biases should be independent of a client’s biases.
6 They are not paid for from an organisation’s normal staff budgets.
Caveat: A manager who wants to employ a consultant needs a budget
for it. This is often true even for internal consultants who charge back
their time, and if they do not, they remain an overhead to the rest of
7 They add value to a manager and the client organisation by helping
them to change. Value can take many forms, such as improved
decision making, faster change implementation, reduced business risk
and so on.
Caveat: At least they should do! Reality is not always so clear cut.
If we take these seven characteristics of a consultant and take the most
pertinent points it is possible to develop a definition of a consultant that
is true in most situations:
A consultant is an independent advisor who adds value by helping managers to
identify and achieve beneficial change appropriate to their situation.
Essential consulting jargon
To get the most from this book it is important that we start with a
common understanding of the basic terminology surrounding manage-
ment consultancy. Some words, or pieces of consulting jargon, will be
used repeatedly through the book, and if you are new to the industry
then it’s important you become familiar with these concepts. I am not
generally a big advocate of jargon (see Chapter 11), but there are words
and phrases that are continuously used by consultants. Most of these
may be obvious and intuitively understandable, some are not specific to
the consulting industry, but they are essential to know.
Consultants tend to talk about clients, rather than customers. The con-
cept of a client is explored in the next chapter. In general terms, the word
is used both to refer to a specific manager who gives the consultant direc-
tion on a consulting project, and the organisation in which that manager
works . Hence a consultant may think of the client as Mr Peter Smith
of the XYZ Company, or may consider it to be the XYZ Company. To
Consultants and consultancy
differentiate, when I refer to a client I am talking about a person (or
group of people), when I am talking about the organisation the client
works for I use the term client organisation.
Once employed by a client, the specific consulting project being under-
taken is usually referred to as an engagement or sometimes a live
engagement. A client is one of a larger group of stakeholders a consultant
must deal with. Stakeholders form a set of individuals who consultants
must take into consideration when delivering an engagement.
To win some work consultants engage in business development. Business
development relates to time that is not (usually) chargeable to a client,
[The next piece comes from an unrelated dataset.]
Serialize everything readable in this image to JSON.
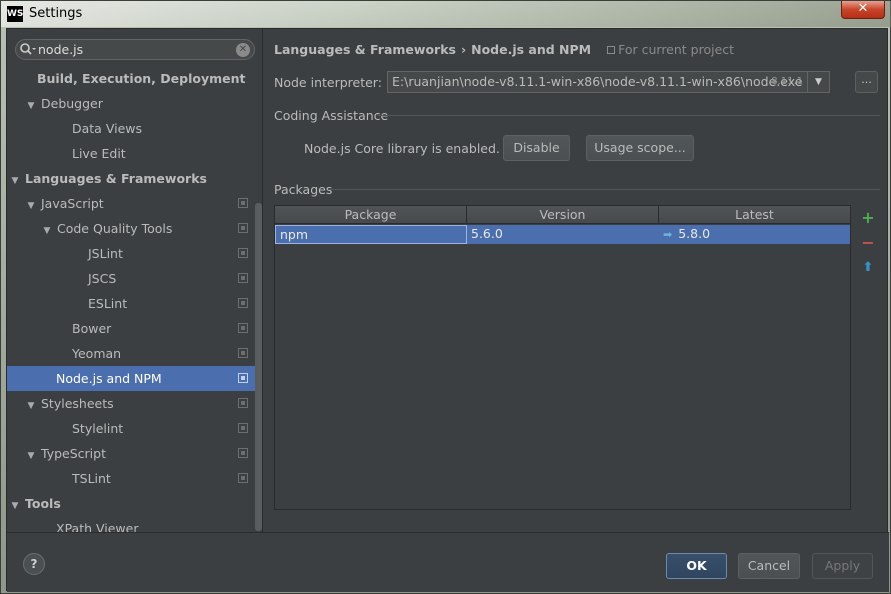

and includes activities that are associated with marketing a business and
, , consultants must
normally write a
description of the
service they will
pursing specific sales. The aim of business devel-
opment is to identify opportunities, and then
convert these opportunities into live engagements
and hence have some chargeable time. An oppor-
tunity is the situation in which a client has a need
for some consulting support. To convert an oppor-
tunity into an engagement and hence be able to